    Re: Cranmere Pool

    The Haunted Homes and Family Traditions of Great Britain by John Ingram (1897)

    In January 1884, Mr. James Spry sent an account to The Western Antiquary, of a supernatural being, popularly known as "Benjie Gear," which long troubled Okehampton and the neighbourhood with its pranks, and even now-a-days occasionally disturbs the good folks thereabouts. There is little in the legend connected with this apparition to distinguish it from many similar bits of folk-lore which crop up in most parts of England, but as a specimen of its class it is worth citation.
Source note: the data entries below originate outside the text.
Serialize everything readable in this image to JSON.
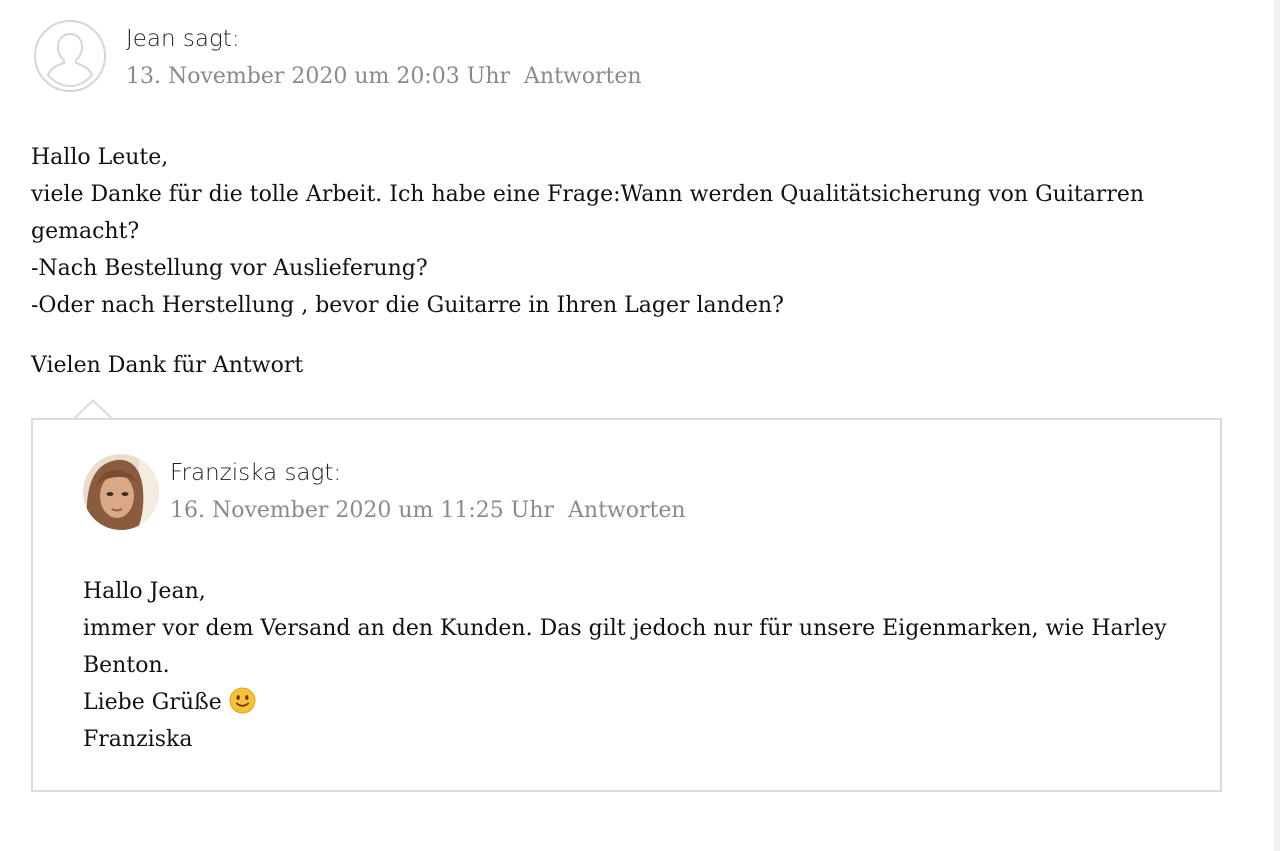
{
  "comment": {
    "author": "Jean sagt:",
    "date": "13. November 2020 um 20:03 Uhr",
    "reply_link": "Antworten",
    "body_lines": [
      "Hallo Leute,",
      "viele Danke für die tolle Arbeit. Ich habe eine Frage:Wann werden Qualitätsicherung von Guitarren gemacht?",
      "-Nach Bestellung vor Auslieferung?",
      "-Oder nach Herstellung , bevor die Guitarre in Ihren Lager landen?"
    ],
    "closing": "Vielen Dank für Antwort"
  },
  "reply": {
    "author": "Franziska sagt:",
    "date": "16. November 2020 um 11:25 Uhr",
    "reply_link": "Antworten",
    "greeting": "Hallo Jean,",
    "body": "immer vor dem Versand an den Kunden. Das gilt jedoch nur für unsere Eigenmarken, wie Harley Benton.",
    "regards": "Liebe Grüße",
    "signature": "Franziska"
  },
  "icons": {
    "default_avatar": "user-silhouette-icon",
    "smiley": "slightly-smiling-face-icon"
  },
  "colors": {
    "meta_text": "#8a8a8a",
    "box_border": "#dcdcdc",
    "emoji_yellow": "#f8c136"
  }
}
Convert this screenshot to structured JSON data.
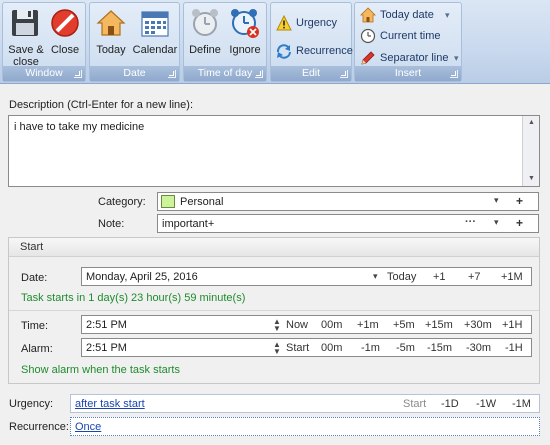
{
  "ribbon": {
    "groups": {
      "window": "Window",
      "date": "Date",
      "time_of_day": "Time of day",
      "edit": "Edit",
      "insert": "Insert"
    },
    "buttons": {
      "save_close": "Save & close",
      "close": "Close",
      "today": "Today",
      "calendar": "Calendar",
      "define": "Define",
      "ignore": "Ignore",
      "urgency": "Urgency",
      "recurrence": "Recurrence",
      "today_date": "Today date",
      "current_time": "Current time",
      "separator_line": "Separator line"
    }
  },
  "description": {
    "label": "Description (Ctrl-Enter for a new line):",
    "value": "i have to take my medicine"
  },
  "category": {
    "label": "Category:",
    "value": "Personal",
    "swatch_color": "#ccf29a"
  },
  "note": {
    "label": "Note:",
    "value": "important+",
    "more": "···"
  },
  "start": {
    "title": "Start",
    "date_label": "Date:",
    "date_value": "Monday, April 25, 2016",
    "date_shortcuts": [
      "Today",
      "+1",
      "+7",
      "+1M"
    ],
    "starts_in": "Task starts in 1 day(s) 23 hour(s) 59 minute(s)",
    "time_label": "Time:",
    "time_value": "2:51 PM",
    "time_shortcuts": [
      "Now",
      "00m",
      "+1m",
      "+5m",
      "+15m",
      "+30m",
      "+1H"
    ],
    "alarm_label": "Alarm:",
    "alarm_value": "2:51 PM",
    "alarm_shortcuts": [
      "Start",
      "00m",
      "-1m",
      "-5m",
      "-15m",
      "-30m",
      "-1H"
    ],
    "alarm_note": "Show alarm when the task starts"
  },
  "urgency": {
    "label": "Urgency:",
    "value": "after task start",
    "shortcuts": [
      "Start",
      "-1D",
      "-1W",
      "-1M"
    ]
  },
  "recurrence": {
    "label": "Recurrence:",
    "value": "Once"
  },
  "colors": {
    "accent_green": "#1e8c2e",
    "link_blue": "#1a44b0",
    "ribbon_blue": "#c9d9ee"
  }
}
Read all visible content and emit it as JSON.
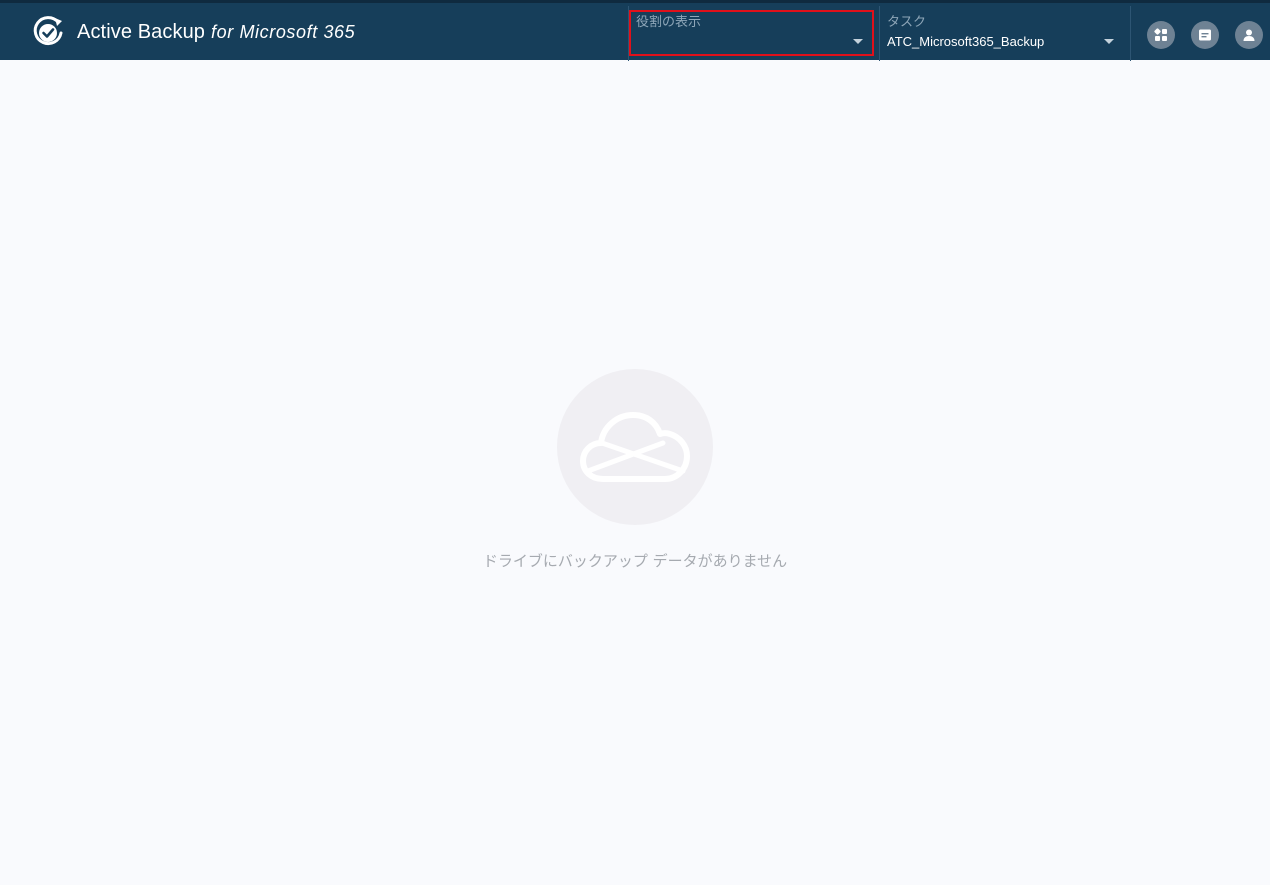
{
  "header": {
    "app_name": "Active Backup",
    "app_suffix": "for Microsoft 365",
    "role_selector": {
      "label": "役割の表示",
      "value": ""
    },
    "task_selector": {
      "label": "タスク",
      "value": "ATC_Microsoft365_Backup"
    },
    "icons": [
      "apps-icon",
      "message-icon",
      "user-icon"
    ]
  },
  "main": {
    "empty_icon": "onedrive-cloud-icon",
    "empty_message": "ドライブにバックアップ データがありません"
  },
  "colors": {
    "topbar": "#163e5a",
    "highlight": "#e0101a",
    "background": "#f9fafd"
  }
}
    On the high gable end of an ancient house in Okehampton may be seen two gigantic iron letters, the initials of Benjamin Gayer, a former inhabitant. The house may readily be discovered, as it abuts on an irregular triangle formed by the houses behind the chantry. These initials, in italic capitals, are alluded to, in a local metrical version of the legend they commemorate, thus:

    Behind the chantry mote be yred,
    The initial scroll of the burgher dead.
    Stout of heart they esteem the wight
    "Who reads these letters at dead of night;
    Though the moon be glinted back the while
    From the oriel light of the chantry aisle :
    Never pass but breathe a prayer
    For the soul’s best peace on Master Gayer,
    Tcedio vitoz quo confectus
    Nunc ad ozthera transvectus,
    Socius fuit qui sanctorum,
    Ccelu gaudeat angelorum!
    Where life’s troubled waters rest,
    In the haven of the blest.

    Mr. Spry suggests that the citizen thus commemorated may have been almoner of the money collected from the charitable of his time for the ransom of captives in Mohammedan lands, and that he may have appropriated such alms to his own use; hence his unsettled condition in the spirit "world. His reason for this opinion would appear to be this extract u from a note on the history of Okehampton":

    " Mr. B. Gayer, with the philanthropy of a good burgess, as shown in his collections for the relief of poor Protestant prisoners in Turkey, would have been, but for these researches, a dead letter in the book of his little history : but tradition has preserved an ugly report of his own unquiet and imprisoned spirit. What child, or eke man or woman of our town, but has, some time or other, been terrified or amused at the story of Gayer the revenant ? "

    Notwithstanding the statement that this old citizen Btill haunts his native place, he is declared to have been laid some years ago. Mr. Spry’s account is that Benjie Gear troubled the inhabitants of Okehampton to such an extent that "the aid of the Archdeacon was called in, and the clergy were assembled in order that the troubled spirit might be laid and cease to trouble them. There were twenty-three of the clergy who invoked him in various classic languages, but the insubordinate spirit refused to listen to their request. At length one, more learned than the rest, addressed him in Arabic, to which he was forced to succumb, saying, ‘Now thou art come, I must be gone!’ He was then compelled to take the form of a colt; a new bridle and bit, which had never been used, were procured, with a rider, to whom the Sacrament was administered. The man was directed to ride the colt to Cranmere Pool on Dartmoor, the following instructions being given him. He was to prevent the colt from turning its head towards the town until they were out of the Park, and then make straight for the Pool, and when he got to the slope, to slip from the colt’s back, pull the bridle off, and let him go. All this was dexterously performed, and the impetus thus gained by the animal with the intention of throwing the rider over its head into the Pool, accomplished its own fate."

    As the citizens of Okehampton are still somewhat nervous on the score of meeting old "Benjie Gear’s" apparition, the "laying," after all, was, probably, only temporary, or not so well carried out as it should have been.